** What to produce **
The response should be an exact copy of every record.

═════ Provided entries

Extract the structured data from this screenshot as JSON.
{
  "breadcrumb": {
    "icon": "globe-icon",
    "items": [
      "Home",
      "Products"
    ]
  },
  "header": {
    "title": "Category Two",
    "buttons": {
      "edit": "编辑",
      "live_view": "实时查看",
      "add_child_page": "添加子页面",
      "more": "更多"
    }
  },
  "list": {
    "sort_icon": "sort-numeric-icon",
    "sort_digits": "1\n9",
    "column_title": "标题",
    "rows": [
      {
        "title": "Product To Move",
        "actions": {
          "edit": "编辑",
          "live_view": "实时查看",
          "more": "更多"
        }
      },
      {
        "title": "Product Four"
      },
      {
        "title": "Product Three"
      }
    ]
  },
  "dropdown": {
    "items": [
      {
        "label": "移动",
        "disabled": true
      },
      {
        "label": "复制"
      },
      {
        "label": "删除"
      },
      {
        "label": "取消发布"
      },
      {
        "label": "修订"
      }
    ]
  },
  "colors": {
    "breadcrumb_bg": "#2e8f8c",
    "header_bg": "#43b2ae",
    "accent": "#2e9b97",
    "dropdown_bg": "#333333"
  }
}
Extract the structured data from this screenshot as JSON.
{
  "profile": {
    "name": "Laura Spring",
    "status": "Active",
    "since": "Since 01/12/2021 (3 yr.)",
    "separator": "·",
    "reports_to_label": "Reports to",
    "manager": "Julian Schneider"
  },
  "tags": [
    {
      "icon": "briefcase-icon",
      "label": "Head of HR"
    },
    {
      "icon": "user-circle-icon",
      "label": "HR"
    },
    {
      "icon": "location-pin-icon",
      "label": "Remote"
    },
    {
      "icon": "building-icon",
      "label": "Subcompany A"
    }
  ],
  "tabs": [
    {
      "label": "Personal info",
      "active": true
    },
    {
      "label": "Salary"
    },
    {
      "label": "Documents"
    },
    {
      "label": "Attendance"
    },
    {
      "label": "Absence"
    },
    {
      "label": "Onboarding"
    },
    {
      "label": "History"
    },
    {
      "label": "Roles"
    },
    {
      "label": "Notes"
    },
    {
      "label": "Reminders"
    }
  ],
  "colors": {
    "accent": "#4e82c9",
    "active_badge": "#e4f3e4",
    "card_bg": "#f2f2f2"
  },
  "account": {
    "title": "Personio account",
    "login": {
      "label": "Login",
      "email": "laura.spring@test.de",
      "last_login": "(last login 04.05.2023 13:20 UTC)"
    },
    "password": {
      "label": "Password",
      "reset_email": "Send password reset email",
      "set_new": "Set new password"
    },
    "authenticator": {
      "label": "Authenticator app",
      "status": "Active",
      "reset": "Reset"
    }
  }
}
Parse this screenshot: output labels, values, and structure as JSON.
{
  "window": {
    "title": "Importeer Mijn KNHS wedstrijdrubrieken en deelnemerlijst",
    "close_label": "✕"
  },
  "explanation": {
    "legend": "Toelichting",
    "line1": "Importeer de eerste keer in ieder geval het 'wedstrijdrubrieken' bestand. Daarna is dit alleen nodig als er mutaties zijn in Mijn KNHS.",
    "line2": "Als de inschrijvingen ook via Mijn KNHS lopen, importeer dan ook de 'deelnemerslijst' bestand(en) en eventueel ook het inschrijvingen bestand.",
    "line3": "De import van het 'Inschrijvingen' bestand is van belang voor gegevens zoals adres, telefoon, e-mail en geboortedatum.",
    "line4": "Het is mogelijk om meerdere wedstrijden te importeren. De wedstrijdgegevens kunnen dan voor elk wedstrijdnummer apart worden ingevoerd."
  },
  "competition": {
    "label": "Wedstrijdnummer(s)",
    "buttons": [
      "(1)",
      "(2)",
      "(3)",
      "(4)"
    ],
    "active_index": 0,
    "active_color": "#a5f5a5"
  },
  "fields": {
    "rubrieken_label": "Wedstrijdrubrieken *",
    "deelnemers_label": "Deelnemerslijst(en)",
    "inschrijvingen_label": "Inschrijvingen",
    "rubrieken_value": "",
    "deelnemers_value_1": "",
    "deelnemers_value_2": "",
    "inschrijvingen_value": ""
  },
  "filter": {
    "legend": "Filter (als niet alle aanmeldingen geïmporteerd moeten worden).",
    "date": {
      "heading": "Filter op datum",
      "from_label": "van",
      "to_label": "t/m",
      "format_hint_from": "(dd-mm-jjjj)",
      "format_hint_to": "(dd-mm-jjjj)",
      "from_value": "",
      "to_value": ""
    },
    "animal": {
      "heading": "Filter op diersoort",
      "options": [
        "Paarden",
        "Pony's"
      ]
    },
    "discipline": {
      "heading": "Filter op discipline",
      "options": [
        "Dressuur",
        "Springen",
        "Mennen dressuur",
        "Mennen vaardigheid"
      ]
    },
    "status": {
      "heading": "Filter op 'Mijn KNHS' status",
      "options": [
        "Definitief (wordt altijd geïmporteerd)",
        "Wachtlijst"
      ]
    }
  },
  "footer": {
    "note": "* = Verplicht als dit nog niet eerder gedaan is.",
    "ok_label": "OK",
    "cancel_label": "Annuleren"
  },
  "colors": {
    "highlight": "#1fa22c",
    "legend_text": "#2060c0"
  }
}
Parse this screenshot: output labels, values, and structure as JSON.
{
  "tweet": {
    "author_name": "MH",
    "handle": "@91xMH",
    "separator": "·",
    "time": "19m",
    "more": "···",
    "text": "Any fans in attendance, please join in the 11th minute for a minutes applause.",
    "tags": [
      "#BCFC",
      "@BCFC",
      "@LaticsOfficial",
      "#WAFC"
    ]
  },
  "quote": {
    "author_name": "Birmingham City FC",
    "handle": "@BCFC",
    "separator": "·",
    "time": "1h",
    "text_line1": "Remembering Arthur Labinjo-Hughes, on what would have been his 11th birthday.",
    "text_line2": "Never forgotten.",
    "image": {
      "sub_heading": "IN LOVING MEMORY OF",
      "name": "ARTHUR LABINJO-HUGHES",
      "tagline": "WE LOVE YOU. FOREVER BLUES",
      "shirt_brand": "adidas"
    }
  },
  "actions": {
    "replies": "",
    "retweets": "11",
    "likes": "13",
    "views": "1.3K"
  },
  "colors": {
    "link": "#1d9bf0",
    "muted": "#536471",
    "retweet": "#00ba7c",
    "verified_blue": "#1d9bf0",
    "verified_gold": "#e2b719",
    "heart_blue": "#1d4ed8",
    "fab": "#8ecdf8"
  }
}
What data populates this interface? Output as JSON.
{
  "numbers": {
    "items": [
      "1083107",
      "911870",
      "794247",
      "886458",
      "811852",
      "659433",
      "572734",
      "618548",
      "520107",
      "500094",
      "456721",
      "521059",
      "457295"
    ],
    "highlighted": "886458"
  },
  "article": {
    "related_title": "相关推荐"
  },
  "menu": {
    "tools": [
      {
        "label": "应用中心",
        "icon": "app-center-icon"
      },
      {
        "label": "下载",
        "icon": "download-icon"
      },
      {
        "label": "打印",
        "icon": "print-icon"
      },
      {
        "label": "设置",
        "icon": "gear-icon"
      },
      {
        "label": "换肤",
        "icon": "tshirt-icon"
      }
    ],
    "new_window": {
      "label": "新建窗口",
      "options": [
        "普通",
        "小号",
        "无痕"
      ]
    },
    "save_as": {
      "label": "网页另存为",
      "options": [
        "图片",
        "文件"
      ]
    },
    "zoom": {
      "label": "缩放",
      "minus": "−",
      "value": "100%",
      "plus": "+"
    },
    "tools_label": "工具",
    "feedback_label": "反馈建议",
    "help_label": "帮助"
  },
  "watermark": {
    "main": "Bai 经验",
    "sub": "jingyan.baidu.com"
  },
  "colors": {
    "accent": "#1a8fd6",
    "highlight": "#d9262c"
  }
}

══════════

** Response area **
Extract the structured data from this screenshot as JSON.
{
  "breadcrumb": {
    "icon": "globe-icon",
    "items": [
      "Home",
      "Products"
    ]
  },
  "header": {
    "title": "Category Two",
    "buttons": {
      "edit": "编辑",
      "live_view": "实时查看",
      "add_child_page": "添加子页面",
      "more": "更多"
    }
  },
  "list": {
    "sort_icon": "sort-numeric-icon",
    "sort_digits": "1\n9",
    "column_title": "标题",
    "rows": [
      {
        "title": "Product To Move",
        "actions": {
          "edit": "编辑",
          "live_view": "实时查看",
          "more": "更多"
        }
      },
      {
        "title": "Product Four"
      },
      {
        "title": "Product Three"
      }
    ]
  },
  "dropdown": {
    "items": [
      {
        "label": "移动",
        "disabled": true
      },
      {
        "label": "复制"
      },
      {
        "label": "删除"
      },
      {
        "label": "取消发布"
      },
      {
        "label": "修订"
      }
    ]
  },
  "colors": {
    "breadcrumb_bg": "#2e8f8c",
    "header_bg": "#43b2ae",
    "accent": "#2e9b97",
    "dropdown_bg": "#333333"
  }
}
Extract the structured data from this screenshot as JSON.
{
  "profile": {
    "name": "Laura Spring",
    "status": "Active",
    "since": "Since 01/12/2021 (3 yr.)",
    "separator": "·",
    "reports_to_label": "Reports to",
    "manager": "Julian Schneider"
  },
  "tags": [
    {
      "icon": "briefcase-icon",
      "label": "Head of HR"
    },
    {
      "icon": "user-circle-icon",
      "label": "HR"
    },
    {
      "icon": "location-pin-icon",
      "label": "Remote"
    },
    {
      "icon": "building-icon",
      "label": "Subcompany A"
    }
  ],
  "tabs": [
    {
      "label": "Personal info",
      "active": true
    },
    {
      "label": "Salary"
    },
    {
      "label": "Documents"
    },
    {
      "label": "Attendance"
    },
    {
      "label": "Absence"
    },
    {
      "label": "Onboarding"
    },
    {
      "label": "History"
    },
    {
      "label": "Roles"
    },
    {
      "label": "Notes"
    },
    {
      "label": "Reminders"
    }
  ],
  "colors": {
    "accent": "#4e82c9",
    "active_badge": "#e4f3e4",
    "card_bg": "#f2f2f2"
  },
  "account": {
    "title": "Personio account",
    "login": {
      "label": "Login",
      "email": "laura.spring@test.de",
      "last_login": "(last login 04.05.2023 13:20 UTC)"
    },
    "password": {
      "label": "Password",
      "reset_email": "Send password reset email",
      "set_new": "Set new password"
    },
    "authenticator": {
      "label": "Authenticator app",
      "status": "Active",
      "reset": "Reset"
    }
  }
}
Parse this screenshot: output labels, values, and structure as JSON.
{
  "window": {
    "title": "Importeer Mijn KNHS wedstrijdrubrieken en deelnemerlijst",
    "close_label": "✕"
  },
  "explanation": {
    "legend": "Toelichting",
    "line1": "Importeer de eerste keer in ieder geval het 'wedstrijdrubrieken' bestand. Daarna is dit alleen nodig als er mutaties zijn in Mijn KNHS.",
    "line2": "Als de inschrijvingen ook via Mijn KNHS lopen, importeer dan ook de 'deelnemerslijst' bestand(en) en eventueel ook het inschrijvingen bestand.",
    "line3": "De import van het 'Inschrijvingen' bestand is van belang voor gegevens zoals adres, telefoon, e-mail en geboortedatum.",
    "line4": "Het is mogelijk om meerdere wedstrijden te importeren. De wedstrijdgegevens kunnen dan voor elk wedstrijdnummer apart worden ingevoerd."
  },
  "competition": {
    "label": "Wedstrijdnummer(s)",
    "buttons": [
      "(1)",
      "(2)",
      "(3)",
      "(4)"
    ],
    "active_index": 0,
    "active_color": "#a5f5a5"
  },
  "fields": {
    "rubrieken_label": "Wedstrijdrubrieken *",
    "deelnemers_label": "Deelnemerslijst(en)",
    "inschrijvingen_label": "Inschrijvingen",
    "rubrieken_value": "",
    "deelnemers_value_1": "",
    "deelnemers_value_2": "",
    "inschrijvingen_value": ""
  },
  "filter": {
    "legend": "Filter (als niet alle aanmeldingen geïmporteerd moeten worden).",
    "date": {
      "heading": "Filter op datum",
      "from_label": "van",
      "to_label": "t/m",
      "format_hint_from": "(dd-mm-jjjj)",
      "format_hint_to": "(dd-mm-jjjj)",
      "from_value": "",
      "to_value": ""
    },
    "animal": {
      "heading": "Filter op diersoort",
      "options": [
        "Paarden",
        "Pony's"
      ]
    },
    "discipline": {
      "heading": "Filter op discipline",
      "options": [
        "Dressuur",
        "Springen",
        "Mennen dressuur",
        "Mennen vaardigheid"
      ]
    },
    "status": {
      "heading": "Filter op 'Mijn KNHS' status",
      "options": [
        "Definitief (wordt altijd geïmporteerd)",
        "Wachtlijst"
      ]
    }
  },
  "footer": {
    "note": "* = Verplicht als dit nog niet eerder gedaan is.",
    "ok_label": "OK",
    "cancel_label": "Annuleren"
  },
  "colors": {
    "highlight": "#1fa22c",
    "legend_text": "#2060c0"
  }
}
Parse this screenshot: output labels, values, and structure as JSON.
{
  "tweet": {
    "author_name": "MH",
    "handle": "@91xMH",
    "separator": "·",
    "time": "19m",
    "more": "···",
    "text": "Any fans in attendance, please join in the 11th minute for a minutes applause.",
    "tags": [
      "#BCFC",
      "@BCFC",
      "@LaticsOfficial",
      "#WAFC"
    ]
  },
  "quote": {
    "author_name": "Birmingham City FC",
    "handle": "@BCFC",
    "separator": "·",
    "time": "1h",
    "text_line1": "Remembering Arthur Labinjo-Hughes, on what would have been his 11th birthday.",
    "text_line2": "Never forgotten.",
    "image": {
      "sub_heading": "IN LOVING MEMORY OF",
      "name": "ARTHUR LABINJO-HUGHES",
      "tagline": "WE LOVE YOU. FOREVER BLUES",
      "shirt_brand": "adidas"
    }
  },
  "actions": {
    "replies": "",
    "retweets": "11",
    "likes": "13",
    "views": "1.3K"
  },
  "colors": {
    "link": "#1d9bf0",
    "muted": "#536471",
    "retweet": "#00ba7c",
    "verified_blue": "#1d9bf0",
    "verified_gold": "#e2b719",
    "heart_blue": "#1d4ed8",
    "fab": "#8ecdf8"
  }
}
What data populates this interface? Output as JSON.
{
  "numbers": {
    "items": [
      "1083107",
      "911870",
      "794247",
      "886458",
      "811852",
      "659433",
      "572734",
      "618548",
      "520107",
      "500094",
      "456721",
      "521059",
      "457295"
    ],
    "highlighted": "886458"
  },
  "article": {
    "related_title": "相关推荐"
  },
  "menu": {
    "tools": [
      {
        "label": "应用中心",
        "icon": "app-center-icon"
      },
      {
        "label": "下载",
        "icon": "download-icon"
      },
      {
        "label": "打印",
        "icon": "print-icon"
      },
      {
        "label": "设置",
        "icon": "gear-icon"
      },
      {
        "label": "换肤",
        "icon": "tshirt-icon"
      }
    ],
    "new_window": {
      "label": "新建窗口",
      "options": [
        "普通",
        "小号",
        "无痕"
      ]
    },
    "save_as": {
      "label": "网页另存为",
      "options": [
        "图片",
        "文件"
      ]
    },
    "zoom": {
      "label": "缩放",
      "minus": "−",
      "value": "100%",
      "plus": "+"
    },
    "tools_label": "工具",
    "feedback_label": "反馈建议",
    "help_label": "帮助"
  },
  "watermark": {
    "main": "Bai 经验",
    "sub": "jingyan.baidu.com"
  },
  "colors": {
    "accent": "#1a8fd6",
    "highlight": "#d9262c"
  }
}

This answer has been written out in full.